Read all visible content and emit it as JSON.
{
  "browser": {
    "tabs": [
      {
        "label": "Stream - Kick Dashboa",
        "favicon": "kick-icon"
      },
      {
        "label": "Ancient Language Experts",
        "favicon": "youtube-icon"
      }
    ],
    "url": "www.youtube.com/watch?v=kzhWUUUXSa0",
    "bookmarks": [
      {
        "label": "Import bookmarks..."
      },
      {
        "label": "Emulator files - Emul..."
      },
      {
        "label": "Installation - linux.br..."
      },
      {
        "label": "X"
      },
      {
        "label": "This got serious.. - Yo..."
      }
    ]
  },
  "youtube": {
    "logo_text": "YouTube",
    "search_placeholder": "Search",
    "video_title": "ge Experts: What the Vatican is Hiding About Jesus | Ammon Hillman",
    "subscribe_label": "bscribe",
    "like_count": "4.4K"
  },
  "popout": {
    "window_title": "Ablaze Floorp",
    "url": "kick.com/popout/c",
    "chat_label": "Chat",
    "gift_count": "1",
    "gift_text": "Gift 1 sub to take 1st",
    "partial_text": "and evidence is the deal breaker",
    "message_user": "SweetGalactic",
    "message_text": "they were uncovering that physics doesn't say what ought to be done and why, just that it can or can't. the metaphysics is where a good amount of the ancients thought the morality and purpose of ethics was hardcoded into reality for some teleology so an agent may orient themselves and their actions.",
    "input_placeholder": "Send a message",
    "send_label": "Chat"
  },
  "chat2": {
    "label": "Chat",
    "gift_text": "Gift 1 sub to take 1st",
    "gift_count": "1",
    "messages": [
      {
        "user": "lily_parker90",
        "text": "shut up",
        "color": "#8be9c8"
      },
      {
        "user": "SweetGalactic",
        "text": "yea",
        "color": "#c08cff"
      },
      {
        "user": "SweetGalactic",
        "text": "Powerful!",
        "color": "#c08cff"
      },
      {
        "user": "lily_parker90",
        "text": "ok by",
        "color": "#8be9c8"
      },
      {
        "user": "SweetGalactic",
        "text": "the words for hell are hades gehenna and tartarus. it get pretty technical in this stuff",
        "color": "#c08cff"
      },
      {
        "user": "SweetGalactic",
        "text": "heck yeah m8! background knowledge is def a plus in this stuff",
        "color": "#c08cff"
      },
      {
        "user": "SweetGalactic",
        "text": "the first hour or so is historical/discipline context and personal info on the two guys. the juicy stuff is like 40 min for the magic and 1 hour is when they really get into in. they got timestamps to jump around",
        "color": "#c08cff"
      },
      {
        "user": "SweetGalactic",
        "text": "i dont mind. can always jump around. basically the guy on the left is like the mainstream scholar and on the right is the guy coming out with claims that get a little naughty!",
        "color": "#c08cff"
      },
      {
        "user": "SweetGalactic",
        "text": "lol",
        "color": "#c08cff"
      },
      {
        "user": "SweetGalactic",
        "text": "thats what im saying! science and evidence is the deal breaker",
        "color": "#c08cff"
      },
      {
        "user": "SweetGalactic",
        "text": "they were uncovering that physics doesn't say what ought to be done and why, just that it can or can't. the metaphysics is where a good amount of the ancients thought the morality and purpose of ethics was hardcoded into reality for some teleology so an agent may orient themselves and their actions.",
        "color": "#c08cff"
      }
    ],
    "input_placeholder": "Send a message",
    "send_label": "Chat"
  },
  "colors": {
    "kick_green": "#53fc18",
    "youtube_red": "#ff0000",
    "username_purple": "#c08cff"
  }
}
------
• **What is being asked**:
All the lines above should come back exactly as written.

• **Output**:
Read all visible content and emit it as JSON.
{
  "browser": {
    "tabs": [
      {
        "label": "Stream - Kick Dashboa",
        "favicon": "kick-icon"
      },
      {
        "label": "Ancient Language Experts",
        "favicon": "youtube-icon"
      }
    ],
    "url": "www.youtube.com/watch?v=kzhWUUUXSa0",
    "bookmarks": [
      {
        "label": "Import bookmarks..."
      },
      {
        "label": "Emulator files - Emul..."
      },
      {
        "label": "Installation - linux.br..."
      },
      {
        "label": "X"
      },
      {
        "label": "This got serious.. - Yo..."
      }
    ]
  },
  "youtube": {
    "logo_text": "YouTube",
    "search_placeholder": "Search",
    "video_title": "ge Experts: What the Vatican is Hiding About Jesus | Ammon Hillman",
    "subscribe_label": "bscribe",
    "like_count": "4.4K"
  },
  "popout": {
    "window_title": "Ablaze Floorp",
    "url": "kick.com/popout/c",
    "chat_label": "Chat",
    "gift_count": "1",
    "gift_text": "Gift 1 sub to take 1st",
    "partial_text": "and evidence is the deal breaker",
    "message_user": "SweetGalactic",
    "message_text": "they were uncovering that physics doesn't say what ought to be done and why, just that it can or can't. the metaphysics is where a good amount of the ancients thought the morality and purpose of ethics was hardcoded into reality for some teleology so an agent may orient themselves and their actions.",
    "input_placeholder": "Send a message",
    "send_label": "Chat"
  },
  "chat2": {
    "label": "Chat",
    "gift_text": "Gift 1 sub to take 1st",
    "gift_count": "1",
    "messages": [
      {
        "user": "lily_parker90",
        "text": "shut up",
        "color": "#8be9c8"
      },
      {
        "user": "SweetGalactic",
        "text": "yea",
        "color": "#c08cff"
      },
      {
        "user": "SweetGalactic",
        "text": "Powerful!",
        "color": "#c08cff"
      },
      {
        "user": "lily_parker90",
        "text": "ok by",
        "color": "#8be9c8"
      },
      {
        "user": "SweetGalactic",
        "text": "the words for hell are hades gehenna and tartarus. it get pretty technical in this stuff",
        "color": "#c08cff"
      },
      {
        "user": "SweetGalactic",
        "text": "heck yeah m8! background knowledge is def a plus in this stuff",
        "color": "#c08cff"
      },
      {
        "user": "SweetGalactic",
        "text": "the first hour or so is historical/discipline context and personal info on the two guys. the juicy stuff is like 40 min for the magic and 1 hour is when they really get into in. they got timestamps to jump around",
        "color": "#c08cff"
      },
      {
        "user": "SweetGalactic",
        "text": "i dont mind. can always jump around. basically the guy on the left is like the mainstream scholar and on the right is the guy coming out with claims that get a little naughty!",
        "color": "#c08cff"
      },
      {
        "user": "SweetGalactic",
        "text": "lol",
        "color": "#c08cff"
      },
      {
        "user": "SweetGalactic",
        "text": "thats what im saying! science and evidence is the deal breaker",
        "color": "#c08cff"
      },
      {
        "user": "SweetGalactic",
        "text": "they were uncovering that physics doesn't say what ought to be done and why, just that it can or can't. the metaphysics is where a good amount of the ancients thought the morality and purpose of ethics was hardcoded into reality for some teleology so an agent may orient themselves and their actions.",
        "color": "#c08cff"
      }
    ],
    "input_placeholder": "Send a message",
    "send_label": "Chat"
  },
  "colors": {
    "kick_green": "#53fc18",
    "youtube_red": "#ff0000",
    "username_purple": "#c08cff"
  }
}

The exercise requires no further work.